▶ Goal of the exercise: Would you copy the records exactly, leaving the pictures out?

▶ The input:
== Segment start ==

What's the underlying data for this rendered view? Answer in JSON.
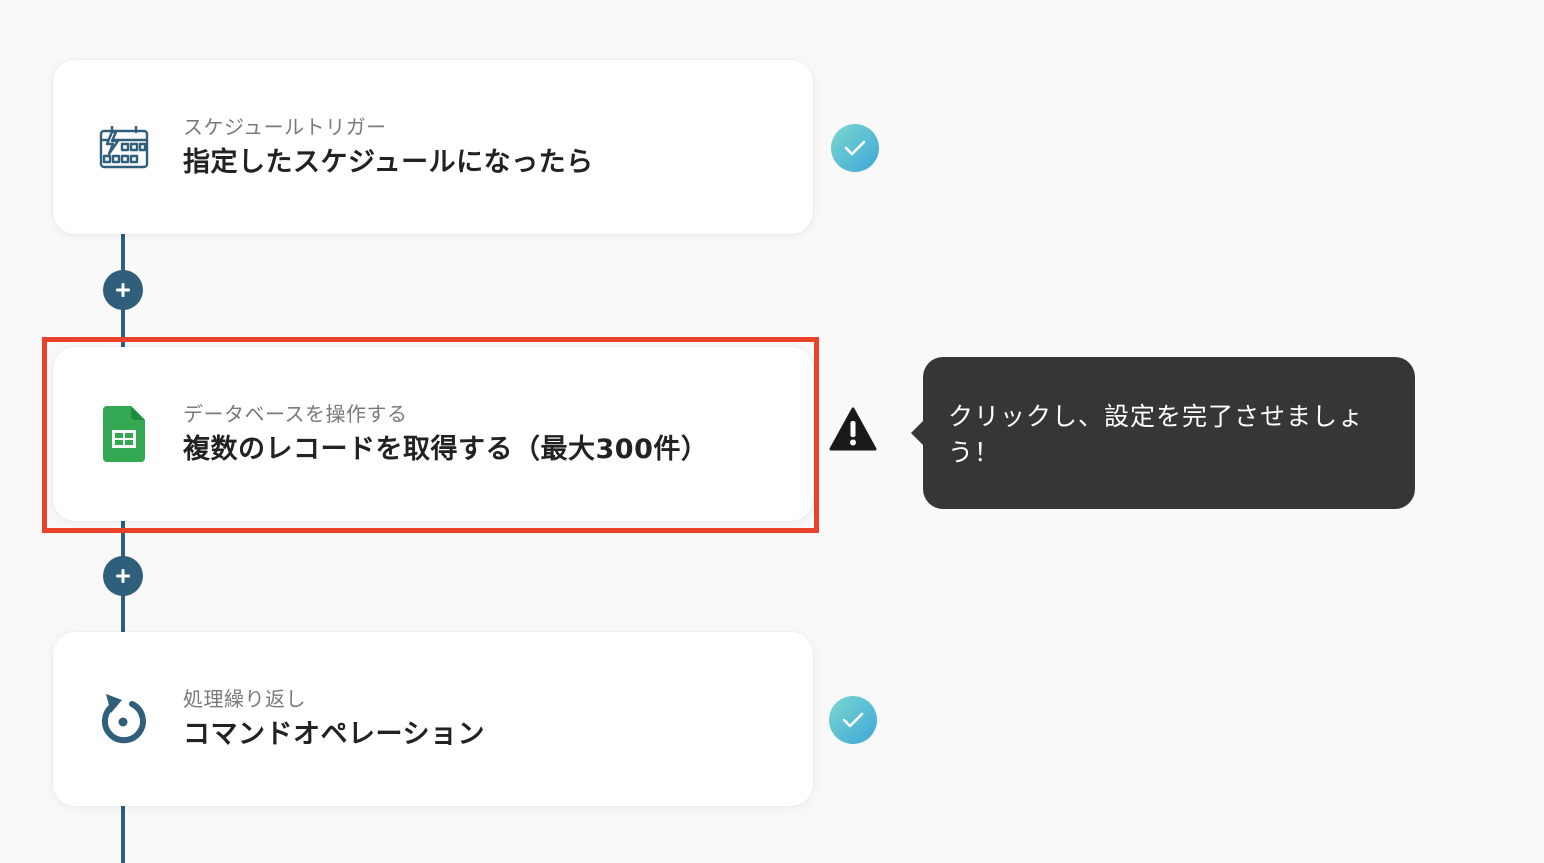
{
  "flow": {
    "steps": [
      {
        "subtitle": "スケジュールトリガー",
        "title": "指定したスケジュールになったら",
        "icon": "schedule-calendar-icon",
        "status": "complete"
      },
      {
        "subtitle": "データベースを操作する",
        "title": "複数のレコードを取得する（最大300件）",
        "icon": "google-sheets-icon",
        "status": "warning"
      },
      {
        "subtitle": "処理繰り返し",
        "title": "コマンドオペレーション",
        "icon": "loop-arrow-icon",
        "status": "complete"
      }
    ],
    "add_buttons": [
      "plus-icon",
      "plus-icon"
    ]
  },
  "tooltip": {
    "text": "クリックし、設定を完了させましょう！"
  },
  "colors": {
    "connector": "#2f5f7a",
    "highlight": "#e84328",
    "tooltip_bg": "#363636",
    "sheets_green": "#34a853",
    "status_gradient": [
      "#7bd8d0",
      "#3ea6d8"
    ]
  }
}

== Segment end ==

▶ Exercise result:
What's the underlying data for this rendered view? Answer in JSON.
{
  "flow": {
    "steps": [
      {
        "subtitle": "スケジュールトリガー",
        "title": "指定したスケジュールになったら",
        "icon": "schedule-calendar-icon",
        "status": "complete"
      },
      {
        "subtitle": "データベースを操作する",
        "title": "複数のレコードを取得する（最大300件）",
        "icon": "google-sheets-icon",
        "status": "warning"
      },
      {
        "subtitle": "処理繰り返し",
        "title": "コマンドオペレーション",
        "icon": "loop-arrow-icon",
        "status": "complete"
      }
    ],
    "add_buttons": [
      "plus-icon",
      "plus-icon"
    ]
  },
  "tooltip": {
    "text": "クリックし、設定を完了させましょう！"
  },
  "colors": {
    "connector": "#2f5f7a",
    "highlight": "#e84328",
    "tooltip_bg": "#363636",
    "sheets_green": "#34a853",
    "status_gradient": [
      "#7bd8d0",
      "#3ea6d8"
    ]
  }
}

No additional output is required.